Oliver O’Donovan has just released a book that provides a classic illustration of why the moderate and progressive segments of the Anglican communion in the UK, Canada, and the US are all sick unto death. At the same time, he has done good work before this — in The Desire of Nations, for example. And much of this book — Church in Crisis — is actually quite good as well. But the good is in terrible company, and is being made to serve fruitless and suicidal ends.
I was braced for some loopiness because the book was blurbed enthusiastically by Rowan Williams, and you know how that goes. But his preliminary spadework was really pretty good — despite some hints here and there of what was coming. But then it all came together in the last chapter, and the book lived entirely up to the expectation that Rowan had established for me. The Archbish had said this on the back cover: O’Donovan “consistently takes us to the questions others are not asking and refuses the ready-made questions and answers that paralyze our thinking about the sexuality debates.”
In the first part of the book, O’Donovan is careful, thoughtful, even-handed, sophisticated, learned and more. In the last chapter, the book crescendos in a phantasmagoria of non sequiturs. Here is a small sample, each one followed by just a few words from our sponsor.

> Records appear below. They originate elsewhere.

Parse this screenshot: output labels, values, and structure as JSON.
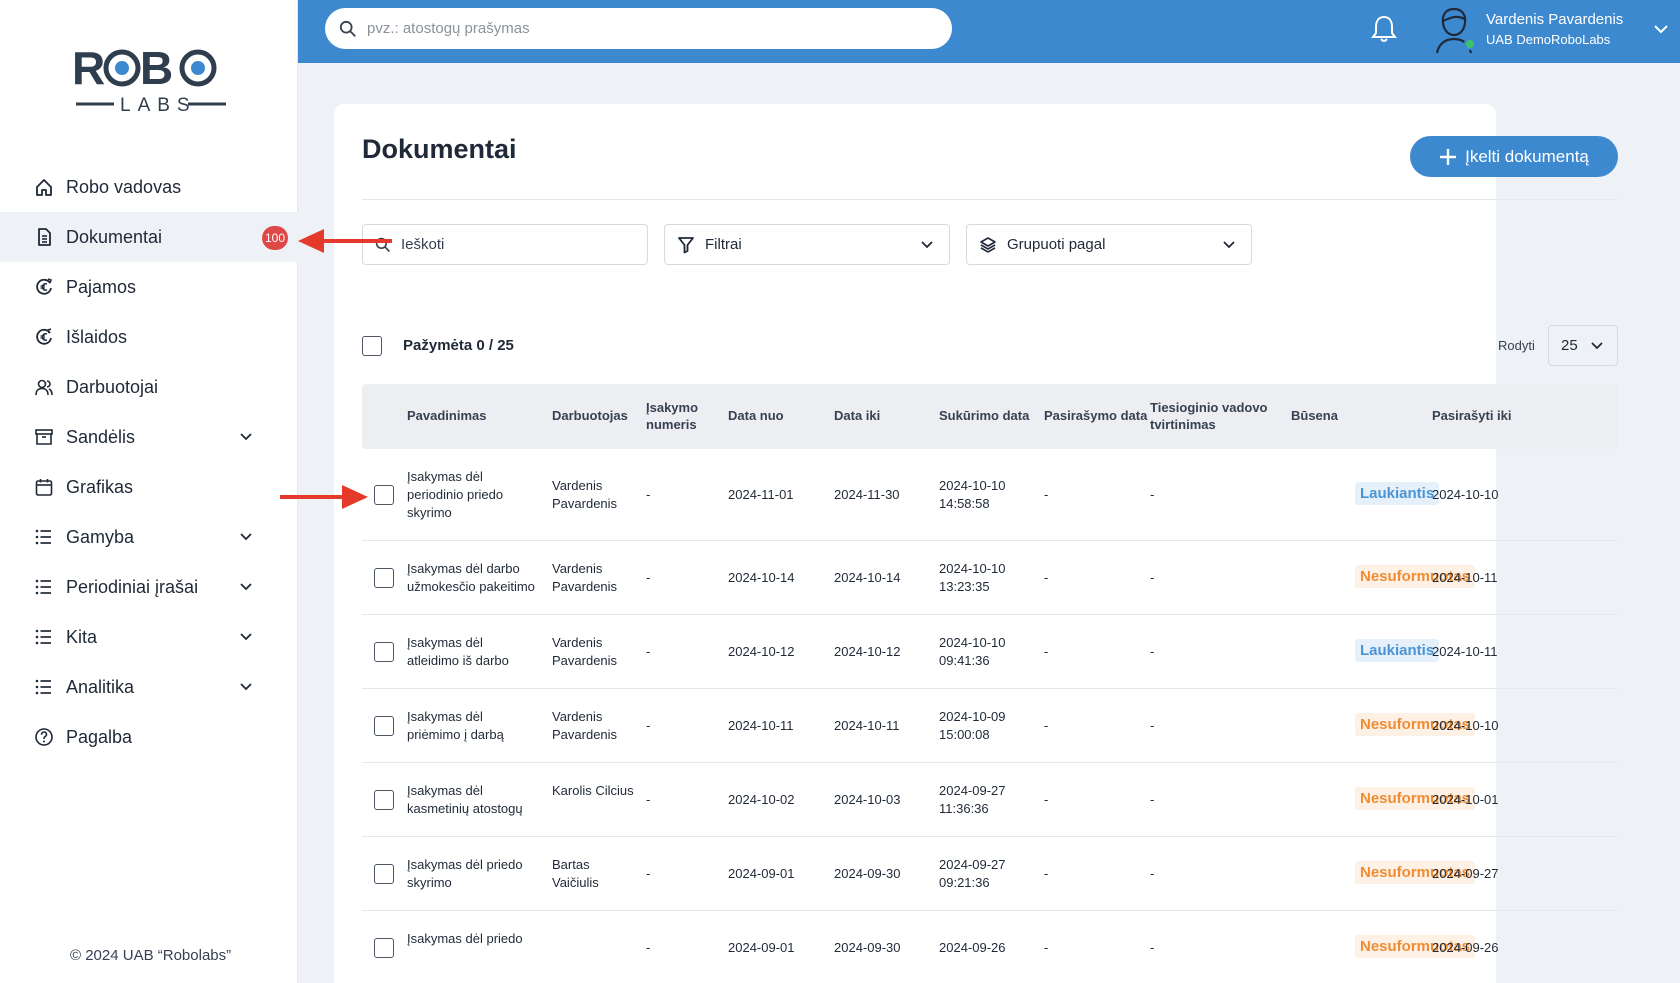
{
  "sidebar": {
    "logo": {
      "top": "ROBO",
      "bottom": "LABS"
    },
    "items": [
      {
        "label": "Robo vadovas",
        "icon": "home-icon",
        "name": "sidebar-item-robo-vadovas",
        "chevron": false
      },
      {
        "label": "Dokumentai",
        "icon": "document-icon",
        "name": "sidebar-item-dokumentai",
        "active": true,
        "badge": "100"
      },
      {
        "label": "Pajamos",
        "icon": "euro-in-icon",
        "name": "sidebar-item-pajamos"
      },
      {
        "label": "Išlaidos",
        "icon": "euro-out-icon",
        "name": "sidebar-item-islaidos"
      },
      {
        "label": "Darbuotojai",
        "icon": "users-icon",
        "name": "sidebar-item-darbuotojai"
      },
      {
        "label": "Sandėlis",
        "icon": "archive-icon",
        "name": "sidebar-item-sandelis",
        "chevron": true
      },
      {
        "label": "Grafikas",
        "icon": "calendar-icon",
        "name": "sidebar-item-grafikas"
      },
      {
        "label": "Gamyba",
        "icon": "list-icon",
        "name": "sidebar-item-gamyba",
        "chevron": true
      },
      {
        "label": "Periodiniai įrašai",
        "icon": "list-icon",
        "name": "sidebar-item-periodiniai-irasai",
        "chevron": true
      },
      {
        "label": "Kita",
        "icon": "list-icon",
        "name": "sidebar-item-kita",
        "chevron": true
      },
      {
        "label": "Analitika",
        "icon": "list-icon",
        "name": "sidebar-item-analitika",
        "chevron": true
      },
      {
        "label": "Pagalba",
        "icon": "help-icon",
        "name": "sidebar-item-pagalba"
      }
    ],
    "copyright": "© 2024 UAB “Robolabs”"
  },
  "header": {
    "search_placeholder": "pvz.: atostogų prašymas",
    "user_name": "Vardenis Pavardenis",
    "company": "UAB DemoRoboLabs"
  },
  "main": {
    "title": "Dokumentai",
    "upload_label": "Įkelti dokumentą",
    "search_placeholder": "Ieškoti",
    "filters_label": "Filtrai",
    "group_label": "Grupuoti pagal",
    "selected_label": "Pažymėta 0 / 25",
    "show_label": "Rodyti",
    "show_value": "25",
    "columns": [
      "Pavadinimas",
      "Darbuotojas",
      "Įsakymo numeris",
      "Data nuo",
      "Data iki",
      "Sukūrimo data",
      "Pasirašymo data",
      "Tiesioginio vadovo tvirtinimas",
      "Būsena",
      "Pasirašyti iki"
    ],
    "rows": [
      {
        "name": "Įsakymas dėl periodinio priedo skyrimo",
        "employee": "Vardenis Pavardenis",
        "number": "-",
        "from": "2024-11-01",
        "to": "2024-11-30",
        "created": "2024-10-10 14:58:58",
        "signed": "-",
        "approval": "-",
        "status": "Laukiantis",
        "status_kind": "wait",
        "sign_until": "2024-10-10"
      },
      {
        "name": "Įsakymas dėl darbo užmokesčio pakeitimo",
        "employee": "Vardenis Pavardenis",
        "number": "-",
        "from": "2024-10-14",
        "to": "2024-10-14",
        "created": "2024-10-10 13:23:35",
        "signed": "-",
        "approval": "-",
        "status": "Nesuformuotas",
        "status_kind": "draft",
        "sign_until": "2024-10-11"
      },
      {
        "name": "Įsakymas dėl atleidimo iš darbo",
        "employee": "Vardenis Pavardenis",
        "number": "-",
        "from": "2024-10-12",
        "to": "2024-10-12",
        "created": "2024-10-10 09:41:36",
        "signed": "-",
        "approval": "-",
        "status": "Laukiantis",
        "status_kind": "wait",
        "sign_until": "2024-10-11"
      },
      {
        "name": "Įsakymas dėl priėmimo į darbą",
        "employee": "Vardenis Pavardenis",
        "number": "-",
        "from": "2024-10-11",
        "to": "2024-10-11",
        "created": "2024-10-09 15:00:08",
        "signed": "-",
        "approval": "-",
        "status": "Nesuformuotas",
        "status_kind": "draft",
        "sign_until": "2024-10-10"
      },
      {
        "name": "Įsakymas dėl kasmetinių atostogų",
        "employee": "Karolis Cilcius",
        "number": "-",
        "from": "2024-10-02",
        "to": "2024-10-03",
        "created": "2024-09-27 11:36:36",
        "signed": "-",
        "approval": "-",
        "status": "Nesuformuotas",
        "status_kind": "draft",
        "sign_until": "2024-10-01"
      },
      {
        "name": "Įsakymas dėl priedo skyrimo",
        "employee": "Bartas Vaičiulis",
        "number": "-",
        "from": "2024-09-01",
        "to": "2024-09-30",
        "created": "2024-09-27 09:21:36",
        "signed": "-",
        "approval": "-",
        "status": "Nesuformuotas",
        "status_kind": "draft",
        "sign_until": "2024-09-27"
      },
      {
        "name": "Įsakymas dėl priedo",
        "employee": "",
        "number": "-",
        "from": "2024-09-01",
        "to": "2024-09-30",
        "created": "2024-09-26",
        "signed": "-",
        "approval": "-",
        "status": "Nesuformuotas",
        "status_kind": "draft",
        "sign_until": "2024-09-26"
      }
    ]
  },
  "colors": {
    "brand_blue": "#3d89d0",
    "badge_red": "#e04848",
    "status_wait": "#4b95d6",
    "status_draft": "#ef8d34",
    "annotation_arrow": "#e5392b"
  }
}
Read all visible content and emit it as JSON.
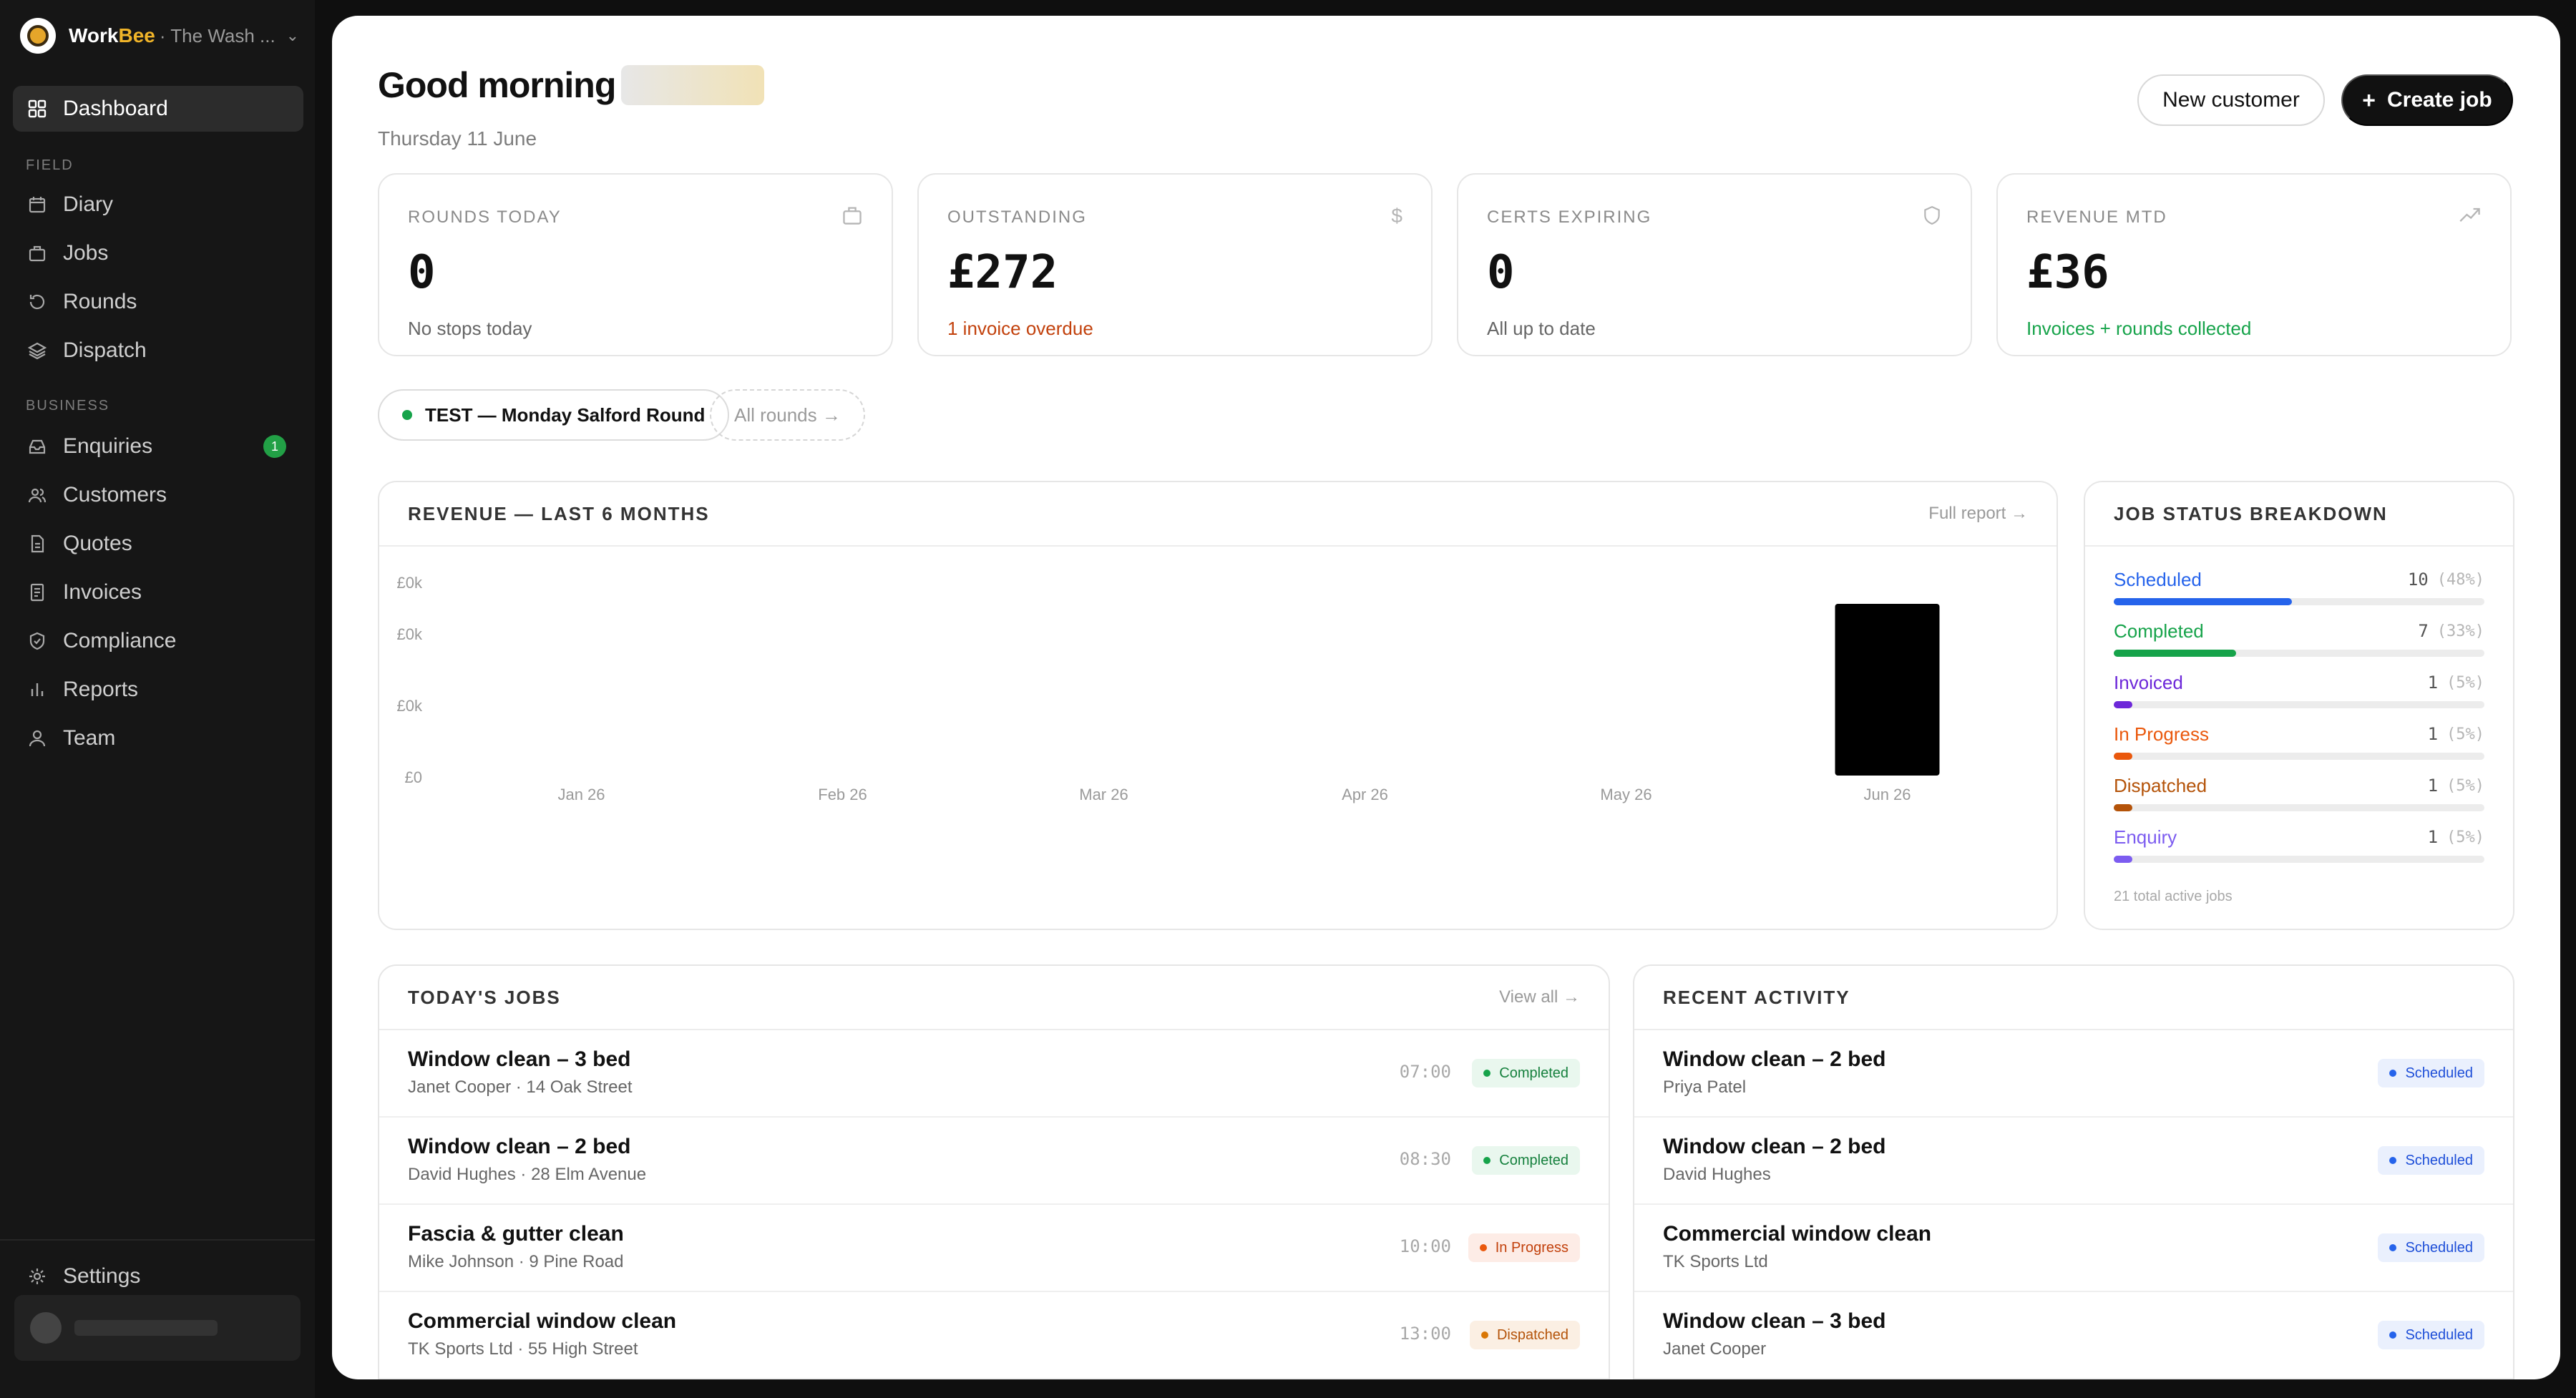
{
  "brand": {
    "name_prefix": "Work",
    "name_accent": "Bee",
    "org": "· The Wash ..."
  },
  "sidebar": {
    "nav": [
      {
        "label": "Dashboard",
        "icon": "grid-icon",
        "active": true
      }
    ],
    "section_field": "FIELD",
    "field_items": [
      {
        "label": "Diary",
        "icon": "calendar-icon"
      },
      {
        "label": "Jobs",
        "icon": "briefcase-icon"
      },
      {
        "label": "Rounds",
        "icon": "refresh-icon"
      },
      {
        "label": "Dispatch",
        "icon": "layers-icon"
      }
    ],
    "section_business": "BUSINESS",
    "business_items": [
      {
        "label": "Enquiries",
        "icon": "inbox-icon",
        "badge": "1"
      },
      {
        "label": "Customers",
        "icon": "users-icon"
      },
      {
        "label": "Quotes",
        "icon": "document-icon"
      },
      {
        "label": "Invoices",
        "icon": "receipt-icon"
      },
      {
        "label": "Compliance",
        "icon": "shield-icon"
      },
      {
        "label": "Reports",
        "icon": "bar-chart-icon"
      },
      {
        "label": "Team",
        "icon": "user-icon"
      }
    ],
    "settings_label": "Settings"
  },
  "header": {
    "greeting": "Good morning",
    "date": "Thursday 11 June",
    "new_customer": "New customer",
    "create_job_plus": "+",
    "create_job": "Create job"
  },
  "stats": [
    {
      "label": "ROUNDS TODAY",
      "value": "0",
      "sub": "No stops today",
      "icon": "briefcase-icon"
    },
    {
      "label": "OUTSTANDING",
      "value": "£272",
      "sub": "1 invoice overdue",
      "icon": "dollar-icon"
    },
    {
      "label": "CERTS EXPIRING",
      "value": "0",
      "sub": "All up to date",
      "icon": "shield-icon"
    },
    {
      "label": "REVENUE MTD",
      "value": "£36",
      "sub": "Invoices + rounds collected",
      "icon": "trend-up-icon"
    }
  ],
  "rounds": {
    "active": "TEST — Monday Salford Round",
    "all": "All rounds →"
  },
  "revenue": {
    "title": "REVENUE — LAST 6 MONTHS",
    "link": "Full report →"
  },
  "chart_data": {
    "type": "bar",
    "title": "REVENUE — LAST 6 MONTHS",
    "categories": [
      "Jan 26",
      "Feb 26",
      "Mar 26",
      "Apr 26",
      "May 26",
      "Jun 26"
    ],
    "values": [
      0,
      0,
      0,
      0,
      0,
      36
    ],
    "y_tick_labels": [
      "£0k",
      "£0k",
      "£0k",
      "£0"
    ],
    "ylim": [
      0,
      36
    ],
    "bar_color": "#000000",
    "grid": false
  },
  "status_breakdown": {
    "title": "JOB STATUS BREAKDOWN",
    "items": [
      {
        "name": "Scheduled",
        "count": "10",
        "pct": "(48%)",
        "fraction": 0.48,
        "color": "#2563eb"
      },
      {
        "name": "Completed",
        "count": "7",
        "pct": "(33%)",
        "fraction": 0.33,
        "color": "#16a34a"
      },
      {
        "name": "Invoiced",
        "count": "1",
        "pct": "(5%)",
        "fraction": 0.05,
        "color": "#6d28d9"
      },
      {
        "name": "In Progress",
        "count": "1",
        "pct": "(5%)",
        "fraction": 0.05,
        "color": "#ea580c"
      },
      {
        "name": "Dispatched",
        "count": "1",
        "pct": "(5%)",
        "fraction": 0.05,
        "color": "#b45309"
      },
      {
        "name": "Enquiry",
        "count": "1",
        "pct": "(5%)",
        "fraction": 0.05,
        "color": "#7c5cf0"
      }
    ],
    "total": "21 total active jobs"
  },
  "todays_jobs": {
    "title": "TODAY'S JOBS",
    "link": "View all →",
    "rows": [
      {
        "title": "Window clean – 3 bed",
        "sub": "Janet Cooper · 14 Oak Street",
        "time": "07:00",
        "status": "Completed",
        "kind": "completed"
      },
      {
        "title": "Window clean – 2 bed",
        "sub": "David Hughes · 28 Elm Avenue",
        "time": "08:30",
        "status": "Completed",
        "kind": "completed"
      },
      {
        "title": "Fascia & gutter clean",
        "sub": "Mike Johnson · 9 Pine Road",
        "time": "10:00",
        "status": "In Progress",
        "kind": "progress"
      },
      {
        "title": "Commercial window clean",
        "sub": "TK Sports Ltd · 55 High Street",
        "time": "13:00",
        "status": "Dispatched",
        "kind": "dispatched"
      }
    ]
  },
  "recent_activity": {
    "title": "RECENT ACTIVITY",
    "rows": [
      {
        "title": "Window clean – 2 bed",
        "sub": "Priya Patel",
        "status": "Scheduled",
        "kind": "scheduled"
      },
      {
        "title": "Window clean – 2 bed",
        "sub": "David Hughes",
        "status": "Scheduled",
        "kind": "scheduled"
      },
      {
        "title": "Commercial window clean",
        "sub": "TK Sports Ltd",
        "status": "Scheduled",
        "kind": "scheduled"
      },
      {
        "title": "Window clean – 3 bed",
        "sub": "Janet Cooper",
        "status": "Scheduled",
        "kind": "scheduled"
      }
    ]
  }
}
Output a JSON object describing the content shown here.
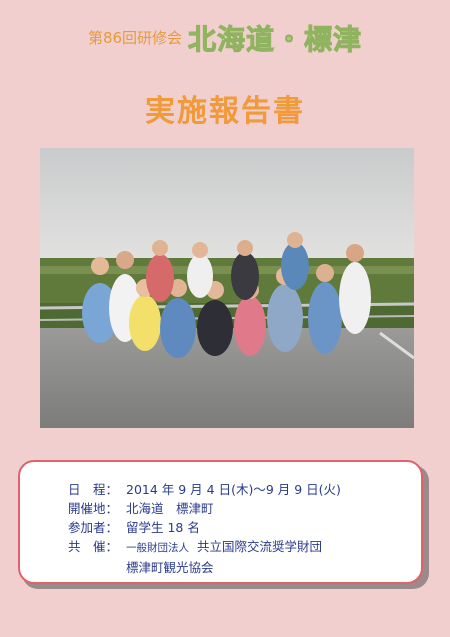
{
  "header": {
    "subtitle": "第86回研修会",
    "place": "北海道・標津",
    "report_title": "実施報告書"
  },
  "photo": {
    "description_icon": "group-photo"
  },
  "info": {
    "date_label": "日　程：",
    "date_value": "2014 年 9 月 4 日(木)～9 月 9 日(火)",
    "venue_label": "開催地：",
    "venue_value": "北海道　標津町",
    "participants_label": "参加者：",
    "participants_value": "留学生 18 名",
    "sponsor_label": "共　催：",
    "sponsor_prefix": "一般財団法人",
    "sponsor_1": "共立国際交流奨学財団",
    "sponsor_2": "標津町観光協会"
  },
  "colors": {
    "background": "#f2cfcf",
    "place_green": "#a9c977",
    "title_orange": "#f09a3a",
    "text_blue": "#2a3a8c",
    "box_border": "#e0626a"
  }
}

“If there are homosexual Christians who see themselves in this way, then, precisely because they intend to take the disciplines of the Christian life with perfect seriousness, we may and must listen and speak to them with perfect seriousness about the good news in Jesus Christ” (p. 103).
But of course, this is only the case if the true center of authority is to be found in the disciple’s sentiments and self-justifications and not in the master’s commands. We must take the homosexuals’ self-assessments as authoritative only to the extent that any such self-justifications are authoritative, which of course they aren’t.
“Why would there be a gospel for the homosexual any more than a gospel for a teacher of literature, for the civil magistrate, or for the sucessful merchant (to name just three categories that the early church viewed with the same narrowing of the eyes that a homosexual may encounter today)? (p. 106).
And, of course, in response the question should immediately arise whether the early Church was correct
to view these persons with suspicion. If they were, then we should still
be viewing them with suspicion. If they were not, then we should not be. And if the suspicion directed at sexually-active homosexual “Christians” throughout the entire history of the Church
has been correct, then let it continue. If incorrect, then let us abandon it now in repentance. But how about some exegesis first? O’Donovan tries to anticipate that
clever trick by creating some hermeneutical wiggle-room early on in the book, which in these pomosexual times is not hard to do. Simple right? Clear wrong? All this deep theology is making my head hurt.
“A soldier needs to learn about ‘just war,’ a financier about ‘just price,’ and so on. Again, can it be any different in the realm of sexual sensibility?” (p. 108).
Sure it can. It is completely
different. Scripture provides multiple examples of soldiers fighting the way soldiers ought to fight. Scripture provides multiple examples of merchants conducting their pricing operations in an honorable way. It contains no examples of “just sodomy.” And by “no examples,” just to be clear and precise, I mean nada, zilch, zip, zero.
“The world has never seen a phenomenon like the contemporary gay consciousness. There have been various patterns of homosexuality in various cultures, but none with the constellation of features and persistent self-assertion that this one presents” (p. 114).
Let us assume this assertion correct, which it almost certainly isn’t. But let’s grant it for the sake of discussion. Why is this unique development assumed to be an ameliorating point in favor of some kind of softened judgment? Why isn’t it assumed to be the most perverse development in the history of the human race? As in, this is “far
worse than Sodom”? “This thing is unique — it must be the mother of all perversions.” Why don’t we take that line?
“And seriously trying means being seriously patient. Anyone who thinks that resolutions can be reached in one leap without long mutual exploration, probing, challenge, and clarification has not yet understood the nature of the riddle that the ironic fairy of history has posed for us in our time” (p. 119).
The ironic fairy
of history? Nah — history is no fairy, ironic or otherwise. But a lot of current historians and theologians are. And that, as it turns out, is why we are even having this discussion. And on a related note, I am a little uncomfortable with the call to “long mutual exploration” and “probing.”